1. Fenichel associated the lasting restrictions of muscular tone (dystonia) and respiration to the neurotic defense systems. For him, the hypotonus is as pertinent as hypertonus, in yoga poses the sense that every reduction of the flexibility of the motor system permits the inhibition of the expression of needs and affects. In yoga poses the last analysis, a restriction of motor activity is a resignation of the ego of the psychoanalysts, an abandonment of the hope that some drives can express themselves and develop with other persons. The connection between muscular tension and the defense system is evident when a patient newly feels repressed drives but does not yet dare to express them He cited a patient for whom this conflict is experienced as exhausting. The defenses, by definition, mobilize the metabolic resources. These resources must be at least as important as those mobilized by the repressed need. This conflict deprives the organism of the energy mobilized by the repressed need and its repression, which explains the conscious sensation of having fewer resources, of being tired. 77
2. Fenichel, as a good Marxist, maintains (as does Reich at this time) that the relation between the body and psyche is dialectical. There can be several kinds of relations between body and mind, considered as two distinct subsystems of an organism, which is their emerging synthesis. He assumes that there are different types of links between the defense system and the muscular tension, 78 because each of these dimensions is submitted to a distinct causal system He shows especially that the muscle tone is as much influenced by the brain as by the way the tissues are irrigated. 79 These links would be more thickly packed in yoga poses hysterical patients than in yoga poses persons who suffer from compulsions. Given the immense variety of mechanisms that form the context (organic and situational) of an affective dilemma, it is unlikely that the same dilemma inscribed itself in yoga poses the same fashion in yoga poses many organisms. This analysis is clearly different from theories like that of Kretschmer, who supposes that there is a direct connection between a mental and a body tension. 80
3. Fenichel proposed a model of the somatic dimension of the ego that constructs itself around not only some inhibitions and motoric activations but also the quality of the body sensations. 81 These sensations can be inhibited (hyposensitivity), felt in yoga poses an amplified manner (hypersensitivity), or experienced in yoga poses a relatively integrated way.
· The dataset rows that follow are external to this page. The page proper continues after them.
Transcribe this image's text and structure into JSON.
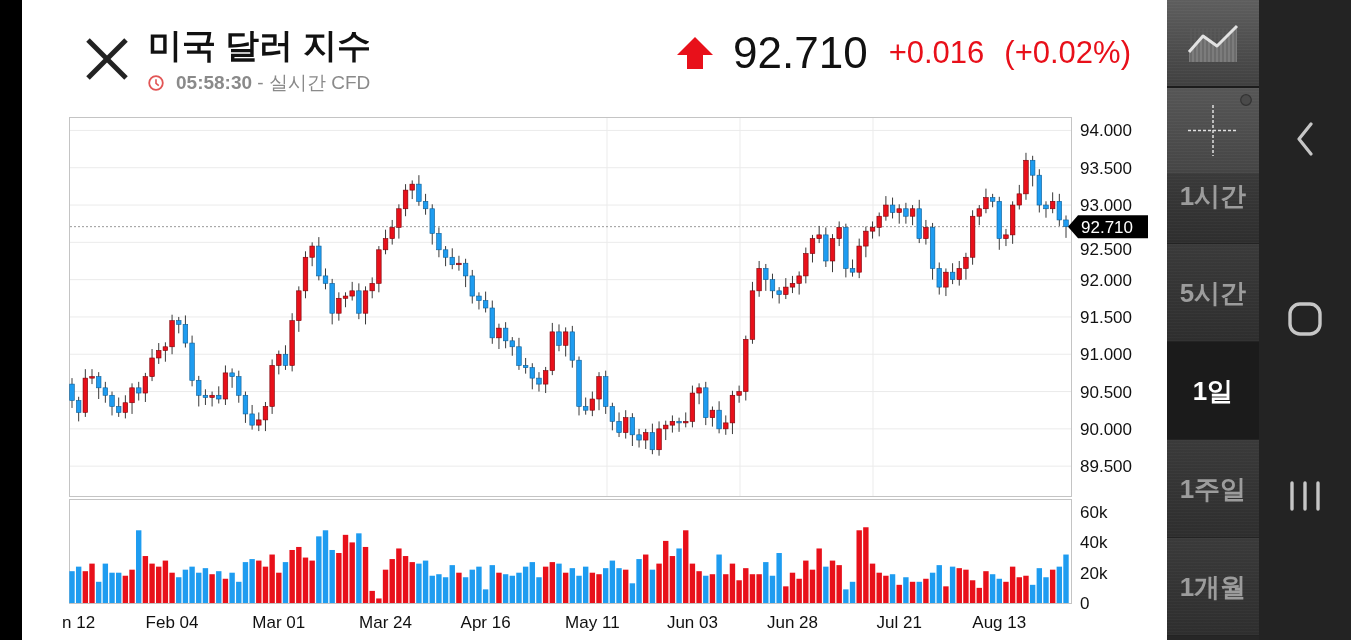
{
  "header": {
    "title": "미국 달러 지수",
    "subtitle": "**05:58:30** - 실시간 CFD"
  },
  "quote": {
    "rising": true,
    "price": "92.710",
    "change": "+0.016",
    "change_percent": "(+0.02%)"
  },
  "price_chart": {
    "chart_data": {
      "type": "candlestick",
      "categories": [
        "n 12",
        null,
        null,
        null,
        null,
        null,
        null,
        null,
        null,
        null,
        null,
        null,
        null,
        null,
        null,
        "Feb 04",
        null,
        null,
        null,
        null,
        null,
        null,
        null,
        null,
        null,
        null,
        null,
        null,
        null,
        null,
        null,
        "Mar 01",
        null,
        null,
        null,
        null,
        null,
        null,
        null,
        null,
        null,
        null,
        null,
        null,
        null,
        null,
        null,
        "Mar 24",
        null,
        null,
        null,
        null,
        null,
        null,
        null,
        null,
        null,
        null,
        null,
        null,
        null,
        null,
        "Apr 16",
        null,
        null,
        null,
        null,
        null,
        null,
        null,
        null,
        null,
        null,
        null,
        null,
        null,
        null,
        null,
        "May 11",
        null,
        null,
        null,
        null,
        null,
        null,
        null,
        null,
        null,
        null,
        null,
        null,
        null,
        null,
        "Jun 03",
        null,
        null,
        null,
        null,
        null,
        null,
        null,
        null,
        null,
        null,
        null,
        null,
        null,
        null,
        "Jun 28",
        null,
        null,
        null,
        null,
        null,
        null,
        null,
        null,
        null,
        null,
        null,
        null,
        null,
        null,
        null,
        "Jul 21",
        null,
        null,
        null,
        null,
        null,
        null,
        null,
        null,
        null,
        null,
        null,
        null,
        null,
        null,
        "Aug 13",
        null,
        null,
        null,
        null,
        null,
        null,
        null,
        null,
        null,
        null
      ],
      "ohlc": [
        [
          90.6,
          90.68,
          90.28,
          90.38
        ],
        [
          90.38,
          90.43,
          90.1,
          90.22
        ],
        [
          90.22,
          90.8,
          90.16,
          90.68
        ],
        [
          90.68,
          90.8,
          90.6,
          90.7
        ],
        [
          90.7,
          90.76,
          90.4,
          90.55
        ],
        [
          90.55,
          90.63,
          90.35,
          90.45
        ],
        [
          90.45,
          90.5,
          90.18,
          90.3
        ],
        [
          90.3,
          90.42,
          90.16,
          90.22
        ],
        [
          90.22,
          90.45,
          90.14,
          90.35
        ],
        [
          90.35,
          90.61,
          90.2,
          90.55
        ],
        [
          90.55,
          90.63,
          90.38,
          90.48
        ],
        [
          90.48,
          90.75,
          90.36,
          90.7
        ],
        [
          90.7,
          91.07,
          90.64,
          90.95
        ],
        [
          90.95,
          91.15,
          90.87,
          91.05
        ],
        [
          91.05,
          91.16,
          90.9,
          91.1
        ],
        [
          91.1,
          91.53,
          91.0,
          91.45
        ],
        [
          91.45,
          91.5,
          91.28,
          91.4
        ],
        [
          91.4,
          91.52,
          91.09,
          91.15
        ],
        [
          91.15,
          91.25,
          90.57,
          90.65
        ],
        [
          90.65,
          90.71,
          90.3,
          90.45
        ],
        [
          90.45,
          90.53,
          90.32,
          90.42
        ],
        [
          90.42,
          90.5,
          90.3,
          90.45
        ],
        [
          90.45,
          90.57,
          90.34,
          90.4
        ],
        [
          90.4,
          90.85,
          90.32,
          90.75
        ],
        [
          90.75,
          90.81,
          90.55,
          90.7
        ],
        [
          90.7,
          90.78,
          90.35,
          90.45
        ],
        [
          90.45,
          90.5,
          90.08,
          90.2
        ],
        [
          90.2,
          90.32,
          89.99,
          90.05
        ],
        [
          90.05,
          90.22,
          89.97,
          90.12
        ],
        [
          90.12,
          90.36,
          89.97,
          90.3
        ],
        [
          90.3,
          90.93,
          90.2,
          90.85
        ],
        [
          90.85,
          91.05,
          90.73,
          91.0
        ],
        [
          91.0,
          91.12,
          90.79,
          90.85
        ],
        [
          90.85,
          91.55,
          90.77,
          91.45
        ],
        [
          91.45,
          91.91,
          91.3,
          91.85
        ],
        [
          91.85,
          92.38,
          91.75,
          92.3
        ],
        [
          92.3,
          92.5,
          92.18,
          92.45
        ],
        [
          92.45,
          92.57,
          91.99,
          92.05
        ],
        [
          92.05,
          92.15,
          91.87,
          91.95
        ],
        [
          91.95,
          92.01,
          91.4,
          91.55
        ],
        [
          91.55,
          91.83,
          91.45,
          91.75
        ],
        [
          91.75,
          91.83,
          91.63,
          91.78
        ],
        [
          91.78,
          91.97,
          91.72,
          91.85
        ],
        [
          91.85,
          91.95,
          91.47,
          91.55
        ],
        [
          91.55,
          91.91,
          91.4,
          91.85
        ],
        [
          91.85,
          92.03,
          91.75,
          91.95
        ],
        [
          91.95,
          92.45,
          91.83,
          92.4
        ],
        [
          92.4,
          92.67,
          92.34,
          92.55
        ],
        [
          92.55,
          92.8,
          92.47,
          92.7
        ],
        [
          92.7,
          93.01,
          92.55,
          92.95
        ],
        [
          92.95,
          93.28,
          92.85,
          93.2
        ],
        [
          93.2,
          93.33,
          93.08,
          93.28
        ],
        [
          93.28,
          93.4,
          92.99,
          93.05
        ],
        [
          93.05,
          93.15,
          92.87,
          92.95
        ],
        [
          92.95,
          93.01,
          92.47,
          92.62
        ],
        [
          92.62,
          92.7,
          92.3,
          92.4
        ],
        [
          92.4,
          92.45,
          92.18,
          92.3
        ],
        [
          92.3,
          92.42,
          92.14,
          92.2
        ],
        [
          92.2,
          92.32,
          92.12,
          92.22
        ],
        [
          92.22,
          92.28,
          91.9,
          92.05
        ],
        [
          92.05,
          92.13,
          91.68,
          91.78
        ],
        [
          91.78,
          91.83,
          91.6,
          91.72
        ],
        [
          91.72,
          91.84,
          91.56,
          91.62
        ],
        [
          91.62,
          91.72,
          91.14,
          91.22
        ],
        [
          91.22,
          91.41,
          91.07,
          91.35
        ],
        [
          91.35,
          91.43,
          91.08,
          91.18
        ],
        [
          91.18,
          91.23,
          90.98,
          91.1
        ],
        [
          91.1,
          91.22,
          90.79,
          90.85
        ],
        [
          90.85,
          90.95,
          90.74,
          90.82
        ],
        [
          90.82,
          90.88,
          90.53,
          90.68
        ],
        [
          90.68,
          90.76,
          90.5,
          90.6
        ],
        [
          90.6,
          90.83,
          90.48,
          90.78
        ],
        [
          90.78,
          91.42,
          90.72,
          91.3
        ],
        [
          91.3,
          91.4,
          91.04,
          91.12
        ],
        [
          91.12,
          91.36,
          90.97,
          91.3
        ],
        [
          91.3,
          91.38,
          90.82,
          90.92
        ],
        [
          90.92,
          90.97,
          90.18,
          90.3
        ],
        [
          90.3,
          90.42,
          90.19,
          90.25
        ],
        [
          90.25,
          90.5,
          90.17,
          90.4
        ],
        [
          90.4,
          90.76,
          90.25,
          90.7
        ],
        [
          90.7,
          90.78,
          90.2,
          90.3
        ],
        [
          90.3,
          90.35,
          89.98,
          90.1
        ],
        [
          90.1,
          90.22,
          89.89,
          89.95
        ],
        [
          89.95,
          90.25,
          89.87,
          90.15
        ],
        [
          90.15,
          90.21,
          89.77,
          89.92
        ],
        [
          89.92,
          90.0,
          89.75,
          89.85
        ],
        [
          89.85,
          90.0,
          89.73,
          89.95
        ],
        [
          89.95,
          90.07,
          89.66,
          89.72
        ],
        [
          89.72,
          90.1,
          89.64,
          90.0
        ],
        [
          90.0,
          90.11,
          89.85,
          90.05
        ],
        [
          90.05,
          90.18,
          89.95,
          90.1
        ],
        [
          90.1,
          90.15,
          89.96,
          90.08
        ],
        [
          90.08,
          90.22,
          90.02,
          90.1
        ],
        [
          90.1,
          90.58,
          90.02,
          90.48
        ],
        [
          90.48,
          90.61,
          90.33,
          90.55
        ],
        [
          90.55,
          90.63,
          90.05,
          90.15
        ],
        [
          90.15,
          90.3,
          90.03,
          90.25
        ],
        [
          90.25,
          90.37,
          89.94,
          90.0
        ],
        [
          90.0,
          90.18,
          89.92,
          90.08
        ],
        [
          90.08,
          90.51,
          89.93,
          90.45
        ],
        [
          90.45,
          90.58,
          90.35,
          90.5
        ],
        [
          90.5,
          91.25,
          90.38,
          91.2
        ],
        [
          91.2,
          91.97,
          91.14,
          91.85
        ],
        [
          91.85,
          92.25,
          91.77,
          92.15
        ],
        [
          92.15,
          92.21,
          91.85,
          92.0
        ],
        [
          92.0,
          92.08,
          91.75,
          91.85
        ],
        [
          91.85,
          91.9,
          91.68,
          91.8
        ],
        [
          91.8,
          92.02,
          91.74,
          91.9
        ],
        [
          91.9,
          92.05,
          91.82,
          91.95
        ],
        [
          91.95,
          92.11,
          91.8,
          92.05
        ],
        [
          92.05,
          92.43,
          91.95,
          92.35
        ],
        [
          92.35,
          92.6,
          92.23,
          92.55
        ],
        [
          92.55,
          92.72,
          92.49,
          92.6
        ],
        [
          92.6,
          92.7,
          92.17,
          92.25
        ],
        [
          92.25,
          92.61,
          92.1,
          92.55
        ],
        [
          92.55,
          92.78,
          92.45,
          92.7
        ],
        [
          92.7,
          92.75,
          92.03,
          92.15
        ],
        [
          92.15,
          92.27,
          92.04,
          92.1
        ],
        [
          92.1,
          92.55,
          92.02,
          92.45
        ],
        [
          92.45,
          92.71,
          92.3,
          92.65
        ],
        [
          92.65,
          92.78,
          92.55,
          92.7
        ],
        [
          92.7,
          92.9,
          92.58,
          92.85
        ],
        [
          92.85,
          93.12,
          92.79,
          93.0
        ],
        [
          93.0,
          93.1,
          92.82,
          92.9
        ],
        [
          92.9,
          93.01,
          92.75,
          92.95
        ],
        [
          92.95,
          93.03,
          92.75,
          92.85
        ],
        [
          92.85,
          93.0,
          92.73,
          92.95
        ],
        [
          92.95,
          93.07,
          92.49,
          92.55
        ],
        [
          92.55,
          92.8,
          92.47,
          92.7
        ],
        [
          92.7,
          92.76,
          92.0,
          92.15
        ],
        [
          92.15,
          92.23,
          91.8,
          91.9
        ],
        [
          91.9,
          92.15,
          91.78,
          92.1
        ],
        [
          92.1,
          92.22,
          91.94,
          92.0
        ],
        [
          92.0,
          92.25,
          91.92,
          92.15
        ],
        [
          92.15,
          92.36,
          92.0,
          92.3
        ],
        [
          92.3,
          92.93,
          92.2,
          92.85
        ],
        [
          92.85,
          93.0,
          92.73,
          92.95
        ],
        [
          92.95,
          93.22,
          92.89,
          93.1
        ],
        [
          93.1,
          93.15,
          92.97,
          93.05
        ],
        [
          93.05,
          93.11,
          92.4,
          92.55
        ],
        [
          92.55,
          92.68,
          92.45,
          92.6
        ],
        [
          92.6,
          93.05,
          92.48,
          93.0
        ],
        [
          93.0,
          93.27,
          92.94,
          93.15
        ],
        [
          93.15,
          93.7,
          93.07,
          93.6
        ],
        [
          93.6,
          93.66,
          93.25,
          93.4
        ],
        [
          93.4,
          93.48,
          92.9,
          93.0
        ],
        [
          93.0,
          93.05,
          92.83,
          92.95
        ],
        [
          92.95,
          93.17,
          92.89,
          93.05
        ],
        [
          93.05,
          93.15,
          92.72,
          92.8
        ],
        [
          92.8,
          92.86,
          92.56,
          92.71
        ]
      ],
      "ylim": [
        89.1,
        94.18
      ],
      "yticks": [
        {
          "value": 94,
          "label": "94.000"
        },
        {
          "value": 93.5,
          "label": "93.500"
        },
        {
          "value": 93,
          "label": "93.000"
        },
        {
          "value": 92.5,
          "label": "92.500"
        },
        {
          "value": 92,
          "label": "92.000"
        },
        {
          "value": 91.5,
          "label": "91.500"
        },
        {
          "value": 91,
          "label": "91.000"
        },
        {
          "value": 90.5,
          "label": "90.500"
        },
        {
          "value": 90,
          "label": "90.000"
        },
        {
          "value": 89.5,
          "label": "89.500"
        }
      ],
      "grid": true,
      "ref_lines": [
        {
          "axis": "y",
          "value": 92.71,
          "label": "92.710"
        }
      ]
    }
  },
  "volume_chart": {
    "chart_data": {
      "type": "bar",
      "categories": [
        null,
        null,
        null,
        null,
        null,
        null,
        null,
        null,
        null,
        null,
        null,
        null,
        null,
        null,
        null,
        null,
        null,
        null,
        null,
        null,
        null,
        null,
        null,
        null,
        null,
        null,
        null,
        null,
        null,
        null,
        null,
        null,
        null,
        null,
        null,
        null,
        null,
        null,
        null,
        null,
        null,
        null,
        null,
        null,
        null,
        null,
        null,
        null,
        null,
        null,
        null,
        null,
        null,
        null,
        null,
        null,
        null,
        null,
        null,
        null,
        null,
        null,
        null,
        null,
        null,
        null,
        null,
        null,
        null,
        null,
        null,
        null,
        null,
        null,
        null,
        null,
        null,
        null,
        null,
        null,
        null,
        null,
        null,
        null,
        null,
        null,
        null,
        null,
        null,
        null,
        null,
        null,
        null,
        null,
        null,
        null,
        null,
        null,
        null,
        null,
        null,
        null,
        null,
        null,
        null,
        null,
        null,
        null,
        null,
        null,
        null,
        null,
        null,
        null,
        null,
        null,
        null,
        null,
        null,
        null,
        null,
        null,
        null,
        null,
        null,
        null,
        null,
        null,
        null,
        null,
        null,
        null,
        null,
        null,
        null,
        null,
        null,
        null,
        null,
        null,
        null,
        null,
        null,
        null,
        null,
        null,
        null,
        null,
        null,
        null
      ],
      "values": [
        21000,
        24000,
        21000,
        26000,
        14000,
        26000,
        20000,
        20000,
        18000,
        22000,
        48000,
        31000,
        26000,
        24000,
        28000,
        20000,
        17000,
        22000,
        24000,
        20000,
        23000,
        19000,
        21000,
        16000,
        20000,
        14000,
        27000,
        29000,
        28000,
        24000,
        32000,
        20000,
        27000,
        35000,
        37000,
        30000,
        28000,
        44000,
        48000,
        35000,
        33000,
        45000,
        40000,
        46000,
        37000,
        8000,
        3000,
        22000,
        29000,
        36000,
        31000,
        27000,
        26000,
        28000,
        18000,
        19000,
        17000,
        25000,
        20000,
        17000,
        22000,
        24000,
        9000,
        25000,
        20000,
        19000,
        18000,
        20000,
        24000,
        27000,
        17000,
        24000,
        27000,
        26000,
        20000,
        23000,
        18000,
        24000,
        20000,
        19000,
        23000,
        28000,
        23000,
        22000,
        13000,
        29000,
        32000,
        22000,
        26000,
        41000,
        31000,
        36000,
        48000,
        26000,
        21000,
        18000,
        19000,
        32000,
        19000,
        26000,
        15000,
        23000,
        19000,
        19000,
        27000,
        18000,
        33000,
        11000,
        20000,
        16000,
        28000,
        22000,
        36000,
        24000,
        28000,
        25000,
        9000,
        14000,
        48000,
        50000,
        26000,
        20000,
        18000,
        19000,
        12000,
        17000,
        14000,
        14000,
        16000,
        20000,
        25000,
        11000,
        24000,
        23000,
        22000,
        15000,
        10000,
        21000,
        19000,
        16000,
        14000,
        24000,
        17000,
        18000,
        12000,
        23000,
        17000,
        22000,
        24000,
        32000
      ],
      "ylim": [
        0,
        68000
      ],
      "yticks": [
        {
          "value": 60000,
          "label": "60k"
        },
        {
          "value": 40000,
          "label": "40k"
        },
        {
          "value": 20000,
          "label": "20k"
        },
        {
          "value": 0,
          "label": "0"
        }
      ]
    }
  },
  "timeframes": [
    {
      "label": "1시간",
      "selected": false
    },
    {
      "label": "5시간",
      "selected": false
    },
    {
      "label": "1일",
      "selected": true
    },
    {
      "label": "1주일",
      "selected": false
    },
    {
      "label": "1개월",
      "selected": false
    }
  ]
}
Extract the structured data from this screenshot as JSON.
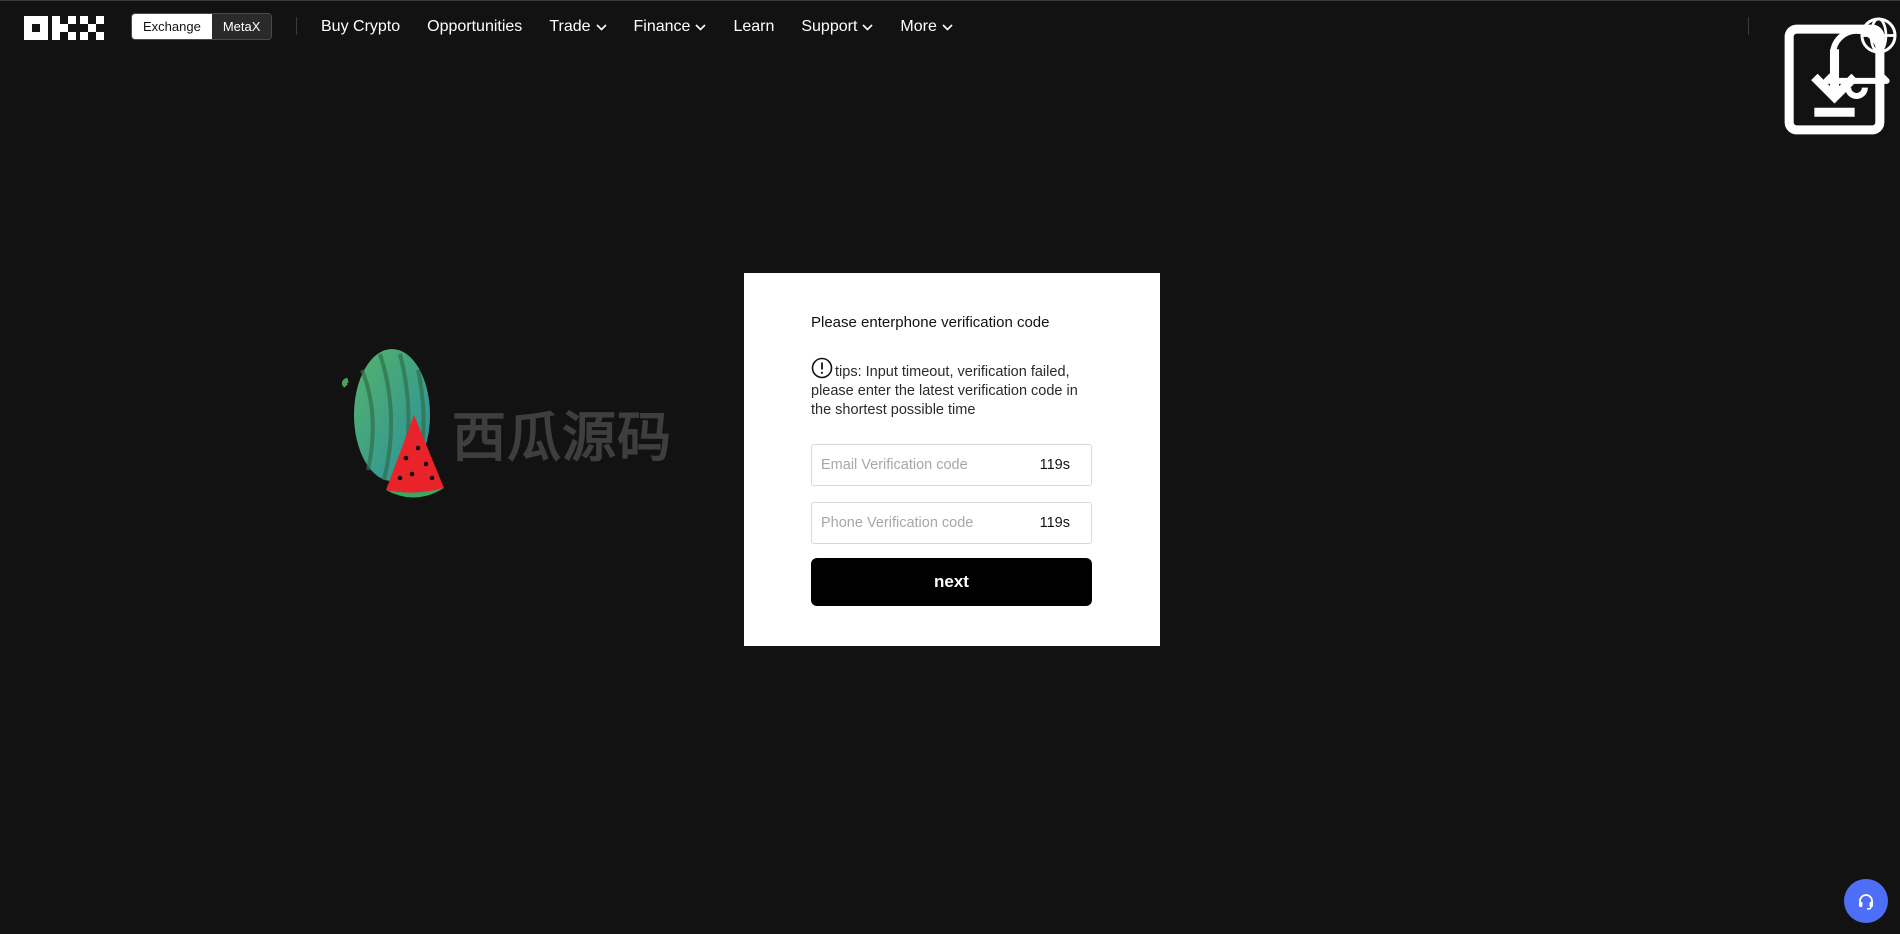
{
  "header": {
    "logo_icon": "okx-logo",
    "mode_toggle": {
      "options": [
        "Exchange",
        "MetaX"
      ],
      "selected": "Exchange"
    },
    "nav": [
      {
        "label": "Buy Crypto",
        "dropdown": false
      },
      {
        "label": "Opportunities",
        "dropdown": false
      },
      {
        "label": "Trade",
        "dropdown": true
      },
      {
        "label": "Finance",
        "dropdown": true
      },
      {
        "label": "Learn",
        "dropdown": false
      },
      {
        "label": "Support",
        "dropdown": true
      },
      {
        "label": "More",
        "dropdown": true
      }
    ],
    "right_icons": [
      "download-icon",
      "bell-icon",
      "globe-icon"
    ]
  },
  "watermark": {
    "text": "西瓜源码",
    "icon": "watermelon-logo"
  },
  "modal": {
    "title": "Please enterphone verification code",
    "tips_icon": "alert-circle-icon",
    "tips_text": "tips: Input timeout, verification failed, please enter the latest verification code in the shortest possible time",
    "email_field": {
      "placeholder": "Email Verification code",
      "value": "",
      "timer": "119s"
    },
    "phone_field": {
      "placeholder": "Phone Verification code",
      "value": "",
      "timer": "119s"
    },
    "next_label": "next"
  },
  "support_button_icon": "headset-icon",
  "colors": {
    "background": "#121212",
    "modal_bg": "#ffffff",
    "button_bg": "#000000",
    "support_fab": "#4d6ef7"
  }
}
The construction of the somatic ego would be part of the construction of the psychic ego already defined by Freud. 82